In Tacoma, Washington, the community activists from Hilltop Urban Gardens that were helping families grow their own food and organize for housing stability couldn’t continue their workshops and group activities. They turned their kitchens into places where they’re making meals to deliver to those same community members, and tribal herbalists are growing natural medicine to help ease stress. For these activists, their commitment to wellbeing means keeping communities nourished and connected.
I’m inspired to see young people lead the charge. Seeing young men and community leaders in places like Albuquerque, Honolulu, and Tacoma put so much effort into keeping things going motivates me and others. These young people embody the values of connection, leadership, heart and soul, and taking responsibility for one’s community.
During this trying time, we’re all facing challenges – and yes, trauma – collectively. But when communities experiencing trauma lead, they show us how to build on strengths, assets, and resilience.
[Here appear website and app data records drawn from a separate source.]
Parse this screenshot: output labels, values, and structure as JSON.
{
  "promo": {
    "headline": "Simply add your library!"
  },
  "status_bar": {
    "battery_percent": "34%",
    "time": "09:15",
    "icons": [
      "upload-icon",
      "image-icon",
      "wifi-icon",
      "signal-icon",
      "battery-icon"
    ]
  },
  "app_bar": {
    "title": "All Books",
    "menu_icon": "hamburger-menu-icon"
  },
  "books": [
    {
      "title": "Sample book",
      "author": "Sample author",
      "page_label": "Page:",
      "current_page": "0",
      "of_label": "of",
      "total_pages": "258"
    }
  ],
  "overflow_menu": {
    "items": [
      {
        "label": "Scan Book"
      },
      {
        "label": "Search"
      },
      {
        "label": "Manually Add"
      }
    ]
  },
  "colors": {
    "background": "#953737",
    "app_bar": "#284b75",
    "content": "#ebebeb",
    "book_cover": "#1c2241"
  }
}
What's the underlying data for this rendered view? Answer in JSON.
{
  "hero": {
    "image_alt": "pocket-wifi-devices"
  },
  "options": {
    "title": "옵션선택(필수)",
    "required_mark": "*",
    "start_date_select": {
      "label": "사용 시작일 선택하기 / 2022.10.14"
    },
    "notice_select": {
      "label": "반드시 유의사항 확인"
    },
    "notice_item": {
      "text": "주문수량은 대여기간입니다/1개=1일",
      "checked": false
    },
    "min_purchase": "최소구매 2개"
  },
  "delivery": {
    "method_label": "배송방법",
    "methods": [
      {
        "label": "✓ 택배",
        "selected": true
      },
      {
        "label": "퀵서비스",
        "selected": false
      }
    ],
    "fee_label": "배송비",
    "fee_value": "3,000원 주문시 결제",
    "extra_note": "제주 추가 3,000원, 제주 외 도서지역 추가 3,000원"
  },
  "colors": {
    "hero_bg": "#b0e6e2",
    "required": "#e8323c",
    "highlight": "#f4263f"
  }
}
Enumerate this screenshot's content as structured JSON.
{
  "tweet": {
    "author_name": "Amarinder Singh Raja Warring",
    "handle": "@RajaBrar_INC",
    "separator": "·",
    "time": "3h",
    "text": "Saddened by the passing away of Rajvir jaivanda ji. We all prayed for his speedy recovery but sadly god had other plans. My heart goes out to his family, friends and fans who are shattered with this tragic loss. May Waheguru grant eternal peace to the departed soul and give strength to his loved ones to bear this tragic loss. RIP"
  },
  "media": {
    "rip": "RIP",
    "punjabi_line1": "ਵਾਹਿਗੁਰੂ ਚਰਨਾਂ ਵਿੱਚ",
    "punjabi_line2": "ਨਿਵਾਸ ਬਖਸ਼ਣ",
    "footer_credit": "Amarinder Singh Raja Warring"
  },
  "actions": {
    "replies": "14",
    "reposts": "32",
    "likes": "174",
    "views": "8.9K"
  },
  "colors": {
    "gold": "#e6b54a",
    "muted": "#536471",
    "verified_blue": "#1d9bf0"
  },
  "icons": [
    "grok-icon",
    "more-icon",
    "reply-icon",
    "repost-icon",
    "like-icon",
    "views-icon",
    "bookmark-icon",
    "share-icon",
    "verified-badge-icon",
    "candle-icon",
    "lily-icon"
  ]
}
These actions also raise questions for all of us about what our communities bring and have been doing, what our organizations do to support each other, what the members of our Making Connections community of practice learn from each other, and what our systems and institutions have the potential to do.
What’s been holding us back from free bus passes, free food distribution, and reaching out to our neighbors and families? Now that we’ve flexed that muscle, we need to keep that resilience moving, flexing, and growing, and we can get through this together and connected.
Making Connections for Mental Health and Wellbeing Among Men and Boys is funded by Movember.